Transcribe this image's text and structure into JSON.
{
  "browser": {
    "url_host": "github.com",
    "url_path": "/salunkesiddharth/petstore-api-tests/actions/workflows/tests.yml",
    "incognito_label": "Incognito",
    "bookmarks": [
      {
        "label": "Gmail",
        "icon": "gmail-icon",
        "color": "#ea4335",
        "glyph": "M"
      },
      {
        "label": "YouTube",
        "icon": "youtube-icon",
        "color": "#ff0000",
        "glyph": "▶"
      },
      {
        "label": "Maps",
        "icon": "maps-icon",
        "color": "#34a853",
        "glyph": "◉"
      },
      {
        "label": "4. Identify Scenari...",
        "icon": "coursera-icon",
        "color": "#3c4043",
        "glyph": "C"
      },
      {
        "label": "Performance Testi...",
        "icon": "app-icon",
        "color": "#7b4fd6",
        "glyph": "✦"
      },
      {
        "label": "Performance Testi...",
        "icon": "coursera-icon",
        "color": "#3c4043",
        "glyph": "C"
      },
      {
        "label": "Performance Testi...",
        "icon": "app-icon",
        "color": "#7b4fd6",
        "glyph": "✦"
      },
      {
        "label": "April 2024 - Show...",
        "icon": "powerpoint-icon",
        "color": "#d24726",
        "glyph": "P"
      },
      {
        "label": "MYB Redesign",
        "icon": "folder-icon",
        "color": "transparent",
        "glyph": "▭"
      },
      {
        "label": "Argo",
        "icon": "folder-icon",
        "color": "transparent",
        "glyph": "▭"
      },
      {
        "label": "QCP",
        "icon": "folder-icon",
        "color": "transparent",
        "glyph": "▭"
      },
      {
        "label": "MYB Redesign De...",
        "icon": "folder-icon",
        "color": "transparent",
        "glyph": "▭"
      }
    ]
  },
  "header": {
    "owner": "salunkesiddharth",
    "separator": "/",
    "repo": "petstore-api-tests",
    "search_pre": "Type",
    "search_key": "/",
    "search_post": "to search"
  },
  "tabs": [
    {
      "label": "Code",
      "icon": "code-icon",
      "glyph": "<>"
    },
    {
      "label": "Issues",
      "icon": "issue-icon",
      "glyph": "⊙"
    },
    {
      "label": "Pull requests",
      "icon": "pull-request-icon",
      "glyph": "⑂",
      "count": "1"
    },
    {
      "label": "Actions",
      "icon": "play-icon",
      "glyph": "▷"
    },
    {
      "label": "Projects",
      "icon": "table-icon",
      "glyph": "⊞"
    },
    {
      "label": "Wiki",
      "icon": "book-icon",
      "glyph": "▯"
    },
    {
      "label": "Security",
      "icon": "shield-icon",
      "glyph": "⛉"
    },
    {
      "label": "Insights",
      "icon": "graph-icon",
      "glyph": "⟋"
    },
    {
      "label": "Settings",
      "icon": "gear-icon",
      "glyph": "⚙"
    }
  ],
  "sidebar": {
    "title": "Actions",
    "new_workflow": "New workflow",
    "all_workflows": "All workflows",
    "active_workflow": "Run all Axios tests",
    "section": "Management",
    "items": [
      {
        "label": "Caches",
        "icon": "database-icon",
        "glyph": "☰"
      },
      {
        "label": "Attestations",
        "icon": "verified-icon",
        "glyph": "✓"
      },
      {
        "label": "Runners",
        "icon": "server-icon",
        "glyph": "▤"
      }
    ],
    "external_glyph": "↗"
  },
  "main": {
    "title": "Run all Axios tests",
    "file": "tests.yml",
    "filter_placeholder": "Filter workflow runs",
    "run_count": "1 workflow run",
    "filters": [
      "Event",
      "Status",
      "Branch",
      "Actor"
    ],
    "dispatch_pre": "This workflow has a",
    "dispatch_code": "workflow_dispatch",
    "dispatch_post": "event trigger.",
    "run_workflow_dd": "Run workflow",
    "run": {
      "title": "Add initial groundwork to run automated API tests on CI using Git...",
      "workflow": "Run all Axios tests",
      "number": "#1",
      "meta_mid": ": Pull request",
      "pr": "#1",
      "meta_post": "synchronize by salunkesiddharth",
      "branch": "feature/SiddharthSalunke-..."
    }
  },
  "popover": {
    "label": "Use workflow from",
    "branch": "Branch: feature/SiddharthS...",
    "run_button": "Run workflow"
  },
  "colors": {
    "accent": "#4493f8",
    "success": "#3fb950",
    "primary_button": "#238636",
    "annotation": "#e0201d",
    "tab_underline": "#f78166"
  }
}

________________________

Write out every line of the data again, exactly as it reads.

_RESULT:_
Transcribe this image's text and structure into JSON.
{
  "browser": {
    "url_host": "github.com",
    "url_path": "/salunkesiddharth/petstore-api-tests/actions/workflows/tests.yml",
    "incognito_label": "Incognito",
    "bookmarks": [
      {
        "label": "Gmail",
        "icon": "gmail-icon",
        "color": "#ea4335",
        "glyph": "M"
      },
      {
        "label": "YouTube",
        "icon": "youtube-icon",
        "color": "#ff0000",
        "glyph": "▶"
      },
      {
        "label": "Maps",
        "icon": "maps-icon",
        "color": "#34a853",
        "glyph": "◉"
      },
      {
        "label": "4. Identify Scenari...",
        "icon": "coursera-icon",
        "color": "#3c4043",
        "glyph": "C"
      },
      {
        "label": "Performance Testi...",
        "icon": "app-icon",
        "color": "#7b4fd6",
        "glyph": "✦"
      },
      {
        "label": "Performance Testi...",
        "icon": "coursera-icon",
        "color": "#3c4043",
        "glyph": "C"
      },
      {
        "label": "Performance Testi...",
        "icon": "app-icon",
        "color": "#7b4fd6",
        "glyph": "✦"
      },
      {
        "label": "April 2024 - Show...",
        "icon": "powerpoint-icon",
        "color": "#d24726",
        "glyph": "P"
      },
      {
        "label": "MYB Redesign",
        "icon": "folder-icon",
        "color": "transparent",
        "glyph": "▭"
      },
      {
        "label": "Argo",
        "icon": "folder-icon",
        "color": "transparent",
        "glyph": "▭"
      },
      {
        "label": "QCP",
        "icon": "folder-icon",
        "color": "transparent",
        "glyph": "▭"
      },
      {
        "label": "MYB Redesign De...",
        "icon": "folder-icon",
        "color": "transparent",
        "glyph": "▭"
      }
    ]
  },
  "header": {
    "owner": "salunkesiddharth",
    "separator": "/",
    "repo": "petstore-api-tests",
    "search_pre": "Type",
    "search_key": "/",
    "search_post": "to search"
  },
  "tabs": [
    {
      "label": "Code",
      "icon": "code-icon",
      "glyph": "<>"
    },
    {
      "label": "Issues",
      "icon": "issue-icon",
      "glyph": "⊙"
    },
    {
      "label": "Pull requests",
      "icon": "pull-request-icon",
      "glyph": "⑂",
      "count": "1"
    },
    {
      "label": "Actions",
      "icon": "play-icon",
      "glyph": "▷"
    },
    {
      "label": "Projects",
      "icon": "table-icon",
      "glyph": "⊞"
    },
    {
      "label": "Wiki",
      "icon": "book-icon",
      "glyph": "▯"
    },
    {
      "label": "Security",
      "icon": "shield-icon",
      "glyph": "⛉"
    },
    {
      "label": "Insights",
      "icon": "graph-icon",
      "glyph": "⟋"
    },
    {
      "label": "Settings",
      "icon": "gear-icon",
      "glyph": "⚙"
    }
  ],
  "sidebar": {
    "title": "Actions",
    "new_workflow": "New workflow",
    "all_workflows": "All workflows",
    "active_workflow": "Run all Axios tests",
    "section": "Management",
    "items": [
      {
        "label": "Caches",
        "icon": "database-icon",
        "glyph": "☰"
      },
      {
        "label": "Attestations",
        "icon": "verified-icon",
        "glyph": "✓"
      },
      {
        "label": "Runners",
        "icon": "server-icon",
        "glyph": "▤"
      }
    ],
    "external_glyph": "↗"
  },
  "main": {
    "title": "Run all Axios tests",
    "file": "tests.yml",
    "filter_placeholder": "Filter workflow runs",
    "run_count": "1 workflow run",
    "filters": [
      "Event",
      "Status",
      "Branch",
      "Actor"
    ],
    "dispatch_pre": "This workflow has a",
    "dispatch_code": "workflow_dispatch",
    "dispatch_post": "event trigger.",
    "run_workflow_dd": "Run workflow",
    "run": {
      "title": "Add initial groundwork to run automated API tests on CI using Git...",
      "workflow": "Run all Axios tests",
      "number": "#1",
      "meta_mid": ": Pull request",
      "pr": "#1",
      "meta_post": "synchronize by salunkesiddharth",
      "branch": "feature/SiddharthSalunke-..."
    }
  },
  "popover": {
    "label": "Use workflow from",
    "branch": "Branch: feature/SiddharthS...",
    "run_button": "Run workflow"
  },
  "colors": {
    "accent": "#4493f8",
    "success": "#3fb950",
    "primary_button": "#238636",
    "annotation": "#e0201d",
    "tab_underline": "#f78166"
  }
}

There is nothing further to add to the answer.